LATAM has had to give up hopes of an early return to investment grade. In April Fitch downgraded LATAM to “BB-“, which is three notches below investment grade, while Moody’s assigned the company a “Ba2” rating (two notches below investment grade).
Fitch cited LATAM’s high gross adjusted leverage, which it estimated at 5x after taking into account a gradual debt reduction in 2015-2016. At year-end 2014 LATAM’s total lease-adjusted debt was $12.4bn. LATAM faces substantial debt repayments in the next 18 months, which are expected to be mainly refinanced.
The rating agencies acknowledged that LATAM has adequate liquidity, with cash and available credit facilities adding up to about 15% of LTM revenues.
Last year LATAM reduced its planned 2016-2018 fleet capex by $1.8bn, but Fitch notes that it will still amount to $878m in 2015 and $1bn in 2016, keeping free cash flow “neutral to slightly negative”.
The rating agencies, like the rest of the financial community, see LATAM gradually improving its operating results and FCF generation. But there is concern about Brazil’s worsened macroeconomic outlook and FX trends, which will keep passenger yields declining in 2015.

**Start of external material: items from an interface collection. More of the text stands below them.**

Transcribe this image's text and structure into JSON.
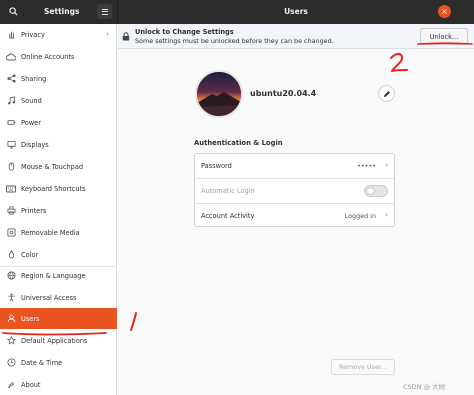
{
  "header": {
    "sidebar_title": "Settings",
    "main_title": "Users",
    "close_glyph": "×"
  },
  "sidebar": {
    "items": [
      {
        "label": "Privacy",
        "icon": "hand-icon",
        "chevron": "›"
      },
      {
        "label": "Online Accounts",
        "icon": "cloud-icon"
      },
      {
        "label": "Sharing",
        "icon": "share-icon"
      },
      {
        "label": "Sound",
        "icon": "music-note-icon"
      },
      {
        "label": "Power",
        "icon": "power-icon"
      },
      {
        "label": "Displays",
        "icon": "display-icon"
      },
      {
        "label": "Mouse & Touchpad",
        "icon": "mouse-icon"
      },
      {
        "label": "Keyboard Shortcuts",
        "icon": "keyboard-icon"
      },
      {
        "label": "Printers",
        "icon": "printer-icon"
      },
      {
        "label": "Removable Media",
        "icon": "media-icon"
      },
      {
        "label": "Color",
        "icon": "color-icon"
      },
      {
        "label": "Region & Language",
        "icon": "globe-icon"
      },
      {
        "label": "Universal Access",
        "icon": "accessibility-icon"
      },
      {
        "label": "Users",
        "icon": "users-icon",
        "active": true
      },
      {
        "label": "Default Applications",
        "icon": "star-icon"
      },
      {
        "label": "Date & Time",
        "icon": "clock-icon"
      },
      {
        "label": "About",
        "icon": "info-icon"
      }
    ]
  },
  "infobar": {
    "title": "Unlock to Change Settings",
    "subtitle": "Some settings must be unlocked before they can be changed.",
    "button_label": "Unlock..."
  },
  "user": {
    "name": "ubuntu20.04.4"
  },
  "auth": {
    "section_title": "Authentication & Login",
    "rows": [
      {
        "label": "Password",
        "value": "•••••",
        "chevron": "›"
      },
      {
        "label": "Automatic Login",
        "toggle": false
      },
      {
        "label": "Account Activity",
        "value": "Logged in",
        "chevron": "›"
      }
    ]
  },
  "footer": {
    "remove_button": "Remove User..."
  },
  "annotations": {
    "mark_1": "1",
    "mark_2": "2"
  },
  "watermark": "CSDN @ 大树",
  "colors": {
    "accent": "#e95420",
    "annotation": "#e8231a",
    "headerbar": "#2c2c2c"
  }
}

LATAM is currently guiding for a 6-8% operating margin in 2015 (based on oil at $77 in 2H15). The consensus seems to be that, unless the situation in Brazil worsens significantly, the margin is trending to the 8%-level in 2015 or 2016, which would be a solid improvement on last year’s 4.1%.
These tough times have not changed the thinking on the 2012 merger. It was a unique opportunity to create a dominant airline combine for a region that will one day again see robust economic and air travel demand growth.
But the many risks include potential setbacks with merger integration. One of the biggest risks will be the move to a single passenger reservations system — an event that has proved highly disruptive in some other airline mergers. Having just selected the Sabre technology, which LAN adopted in 2012, for the common platform, LATAM intends to move slowly and is looking at a 2017 switchover.
A full open skies US-Brazil regime should be implemented in early 2016 (though it is yet to be ratified by President Rousseff). By this stage one might have expected American and LATAM to be talking about enhancing their cooperation and even applying for antitrust immunity, but it seems that neither party is yet ready to do that because both are integrating after recent mergers. In any case, the initial impact of open skies may not be that great, because US carriers are cutting capacity on US-Brazil routes in response to Brazilian economic conditions.
LATAM’s longer-term prospects remain excellent. When South America recovers from its economic doldrums, LATAM will reap significant benefits from its geographic diversity, strong regional market position (leading market shares both internationally in Latin America and in the Brazil, Chile and Peru domestic markets) and the enhanced network and other benefits resulting from the merger. LATAM clearly has the potential to return to the double-digit operating margins and the solid net profits it was earning before the merger.
By Heini Nuutinen